by Scott Corlett
The Mitsubishi Lancer Evolution MR is a primal beast. Unlike most of its Mitsu siblings, the EVO has the right genes to survive in the cutthroat automotive jungle. Long prized by the Fast-and-Furious set, the EVO is ultra-nimble, bluntly responsive, and swift as spit. But you don’t have to hang around empty parking lots waiting for an impromptu throw down to love this sports sedan; if you crave hard Gs on a freeway onramp or a stomach-levitating sprint on a stretch of open road, the $36k EVO MR delivers all the thrills of higher priced, German road eaters.
Just in time for spring cleaning, the 2006 Lance Evolution MR arrived in our San Francisco driveway. For some people, this vernal ritual entails hoeing out the closets, wiping a year’s worth of dust from the top the refrigerator, and spelunking amongst the under-bed detritus (hmmm … now where did this leopard-skin-print thong come from?). For us, spring cleaning means one thing only—a pulse-quickening shine up of our driving skills, which inevitably dull over the course of wet Northern California winters.

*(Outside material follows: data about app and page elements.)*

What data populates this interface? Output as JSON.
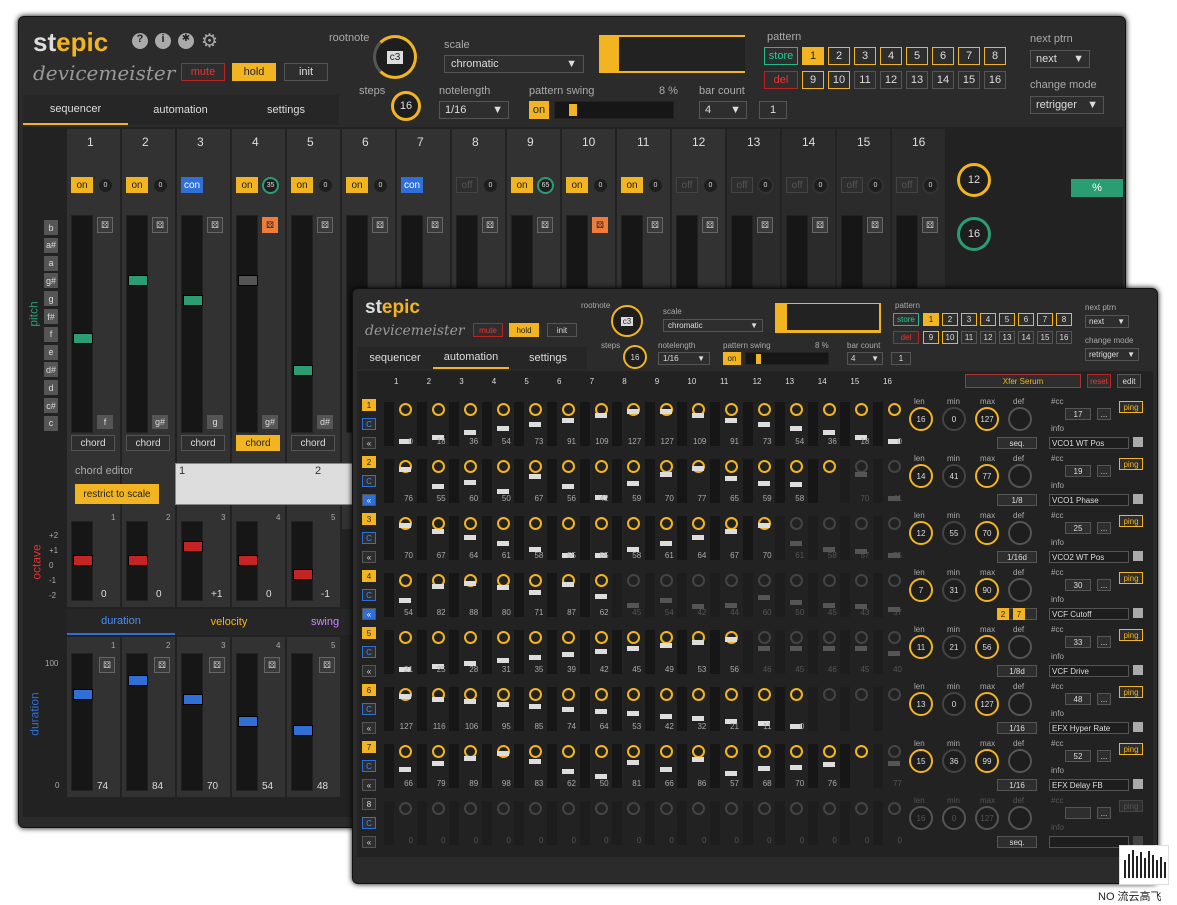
{
  "main": {
    "logo_a": "st",
    "logo_b": "epic",
    "subtitle": "devicemeister",
    "buttons": {
      "mute": "mute",
      "hold": "hold",
      "init": "init"
    },
    "rootnote_label": "rootnote",
    "rootnote": "c3",
    "steps_label": "steps",
    "steps": "16",
    "scale_label": "scale",
    "scale": "chromatic",
    "notelength_label": "notelength",
    "notelength": "1/16",
    "swing_label": "pattern swing",
    "swing_pct": "8 %",
    "swing_on": "on",
    "barcount_label": "bar count",
    "barcount": "4",
    "barcount_val": "1",
    "pattern_label": "pattern",
    "store": "store",
    "del": "del",
    "pattern_row1": [
      "1",
      "2",
      "3",
      "4",
      "5",
      "6",
      "7",
      "8"
    ],
    "pattern_row2": [
      "9",
      "10",
      "11",
      "12",
      "13",
      "14",
      "15",
      "16"
    ],
    "next_label": "next ptrn",
    "next": "next",
    "change_label": "change mode",
    "change": "retrigger",
    "tabs": [
      "sequencer",
      "automation",
      "settings"
    ],
    "steps_hdr": [
      "1",
      "2",
      "3",
      "4",
      "5",
      "6",
      "7",
      "8",
      "9",
      "10",
      "11",
      "12",
      "13",
      "14",
      "15",
      "16"
    ],
    "on_states": [
      "on",
      "on",
      "con",
      "on",
      "on",
      "on",
      "con",
      "off",
      "on",
      "on",
      "on",
      "off",
      "off",
      "off",
      "off",
      "off"
    ],
    "on_knob": [
      "0",
      "0",
      "",
      "35",
      "0",
      "0",
      "",
      "0",
      "65",
      "0",
      "0",
      "0",
      "0",
      "0",
      "0",
      "0"
    ],
    "pitch_label": "pitch",
    "pitch_keys": [
      "b",
      "a#",
      "a",
      "g#",
      "g",
      "f#",
      "f",
      "e",
      "d#",
      "d",
      "c#",
      "c"
    ],
    "step_notes": [
      "f",
      "g#",
      "g",
      "g#",
      "d#"
    ],
    "chord": "chord",
    "chord_editor": "chord editor",
    "restrict": "restrict to scale",
    "chord_nums": [
      "1",
      "2"
    ],
    "octave_label": "octave",
    "octave_vals": [
      "0",
      "0",
      "+1",
      "0",
      "-1"
    ],
    "octave_ticks": [
      "+2",
      "+1",
      "0",
      "-1",
      "-2"
    ],
    "col_nums": [
      "1",
      "2",
      "3",
      "4",
      "5"
    ],
    "bottom_tabs": [
      "duration",
      "velocity",
      "swing"
    ],
    "duration_label": "duration",
    "duration_vals": [
      "74",
      "84",
      "70",
      "54",
      "48"
    ],
    "duration_ticks": [
      "100",
      "0"
    ],
    "right_knobs": [
      "12",
      "16"
    ],
    "pct": "%",
    "c": "C"
  },
  "auto": {
    "logo_a": "st",
    "logo_b": "epic",
    "subtitle": "devicemeister",
    "buttons": {
      "mute": "mute",
      "hold": "hold",
      "init": "init"
    },
    "rootnote_label": "rootnote",
    "rootnote": "c3",
    "steps_label": "steps",
    "steps": "16",
    "scale_label": "scale",
    "scale": "chromatic",
    "notelength_label": "notelength",
    "notelength": "1/16",
    "swing_label": "pattern swing",
    "swing_pct": "8 %",
    "swing_on": "on",
    "barcount_label": "bar count",
    "barcount": "4",
    "barcount_val": "1",
    "pattern_label": "pattern",
    "store": "store",
    "del": "del",
    "pattern_row1": [
      "1",
      "2",
      "3",
      "4",
      "5",
      "6",
      "7",
      "8"
    ],
    "pattern_row2": [
      "9",
      "10",
      "11",
      "12",
      "13",
      "14",
      "15",
      "16"
    ],
    "next_label": "next ptrn",
    "next": "next",
    "change_label": "change mode",
    "change": "retrigger",
    "tabs": [
      "sequencer",
      "automation",
      "settings"
    ],
    "steps_hdr": [
      "1",
      "2",
      "3",
      "4",
      "5",
      "6",
      "7",
      "8",
      "9",
      "10",
      "11",
      "12",
      "13",
      "14",
      "15",
      "16"
    ],
    "device": "Xfer Serum",
    "reset": "reset",
    "edit": "edit",
    "lanes": [
      {
        "n": "1",
        "vals": [
          "0",
          "18",
          "36",
          "54",
          "73",
          "91",
          "109",
          "127",
          "127",
          "109",
          "91",
          "73",
          "54",
          "36",
          "18",
          "0"
        ],
        "len": "16",
        "min": "0",
        "max": "127",
        "cc": "17",
        "rate": "seq.",
        "name": "VCO1 WT Pos"
      },
      {
        "n": "2",
        "vals": [
          "76",
          "55",
          "60",
          "50",
          "67",
          "56",
          "42",
          "59",
          "70",
          "77",
          "65",
          "59",
          "58",
          "",
          "70",
          "41"
        ],
        "len": "14",
        "min": "41",
        "max": "77",
        "cc": "19",
        "rate": "1/8",
        "name": "VCO1 Phase"
      },
      {
        "n": "3",
        "vals": [
          "70",
          "67",
          "64",
          "61",
          "58",
          "55",
          "55",
          "58",
          "61",
          "64",
          "67",
          "70",
          "61",
          "58",
          "57",
          "55"
        ],
        "len": "12",
        "min": "55",
        "max": "70",
        "cc": "25",
        "rate": "1/16d",
        "name": "VCO2 WT Pos"
      },
      {
        "n": "4",
        "vals": [
          "54",
          "82",
          "88",
          "80",
          "71",
          "87",
          "62",
          "45",
          "54",
          "42",
          "44",
          "60",
          "50",
          "45",
          "43",
          "37"
        ],
        "len": "7",
        "min": "31",
        "max": "90",
        "cc": "30",
        "rate": "",
        "name": "VCF Cutoff"
      },
      {
        "n": "5",
        "vals": [
          "21",
          "25",
          "28",
          "31",
          "35",
          "39",
          "42",
          "45",
          "49",
          "53",
          "56",
          "46",
          "45",
          "46",
          "45",
          "40"
        ],
        "len": "11",
        "min": "21",
        "max": "56",
        "cc": "33",
        "rate": "1/8d",
        "name": "VCF Drive"
      },
      {
        "n": "6",
        "vals": [
          "127",
          "116",
          "106",
          "95",
          "85",
          "74",
          "64",
          "53",
          "42",
          "32",
          "21",
          "11",
          "0",
          "",
          "",
          ""
        ],
        "len": "13",
        "min": "0",
        "max": "127",
        "cc": "48",
        "rate": "1/16",
        "name": "EFX Hyper Rate"
      },
      {
        "n": "7",
        "vals": [
          "66",
          "79",
          "89",
          "98",
          "83",
          "62",
          "50",
          "81",
          "66",
          "86",
          "57",
          "68",
          "70",
          "76",
          "",
          "77"
        ],
        "len": "15",
        "min": "36",
        "max": "99",
        "cc": "52",
        "rate": "1/16",
        "name": "EFX Delay FB"
      },
      {
        "n": "8",
        "vals": [
          "0",
          "0",
          "0",
          "0",
          "0",
          "0",
          "0",
          "0",
          "0",
          "0",
          "0",
          "0",
          "0",
          "0",
          "0",
          "0"
        ],
        "len": "16",
        "min": "0",
        "max": "127",
        "cc": "",
        "rate": "seq.",
        "name": ""
      }
    ],
    "lbl_len": "len",
    "lbl_min": "min",
    "lbl_max": "max",
    "lbl_def": "def",
    "lbl_cc": "#cc",
    "lbl_info": "info",
    "ping": "ping",
    "dots": "...",
    "rate_extra": [
      "2",
      "7"
    ]
  },
  "watermark": "NO 流云高飞"
}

The EVO comes in three trims: the lightweight RS, the IX, and the MR. With an extra gear in the box and key component upgrades, the MR (despite its $6000 markup over the RS) is the only way to go. In fact, we can think of few vehicles better than the EVO MR in which to perform our annual rite of reflex sharpening and response time testing..
To drive fast and hard, we always head for one road: the Oakville Grade, which cuts over the Mayacamas Mountains between the Sonoma and Napa Valleys. An hour’s drive north of San Francisco, this tangle of blacktop is the perfect challenge for the EVO’s turbocharged, 286-hp, 16-valve, four-cylinder engine. We turned onto the Grade and pushed the EVO’s aluminum gas pedal to the floor for a brief moment of pure joy before we ticked the six-speed manual transmission into second, pressed the metal down again, and let her rip. The turbo kicked in and we grinned like the Cheshire cat as we were shoved back into the curvaceous, well-bolstered Recaro seat.
We left the valley floor behind and started up the steep, tortuous climb. The EVO’s quick-ratio steering is more communicative than that of any other car save for a few exotics and it certainly served us well as we tore into switchback after switchback. Over pavement potholed by winter’s rains, the Bilstein shock absorbers smoothed the ride. When the laws of physics dictated their use, the Brembos grabbed faster and tighter than our hands on cashmere that we’ve found on the sales rack at Saks.
We crested the run and the Sonoma Valley, which was dotted by patches of carefully tended vineyards, stretched out before us. With DNA selected over nine generations, the 2006 EVO MR could have beat any of the Asian performance sedans and most of the European four-door runners on the sprint down that mountain. Back on flat land, we pulled off the road to catch our breath. With our spring cleaning complete and the raw gurgle of the EVO’s idling engine in the background, we just hoped that the dust bunnies were able to find their own way out from under our bed.
Mitsubishi is a gay-friendly company.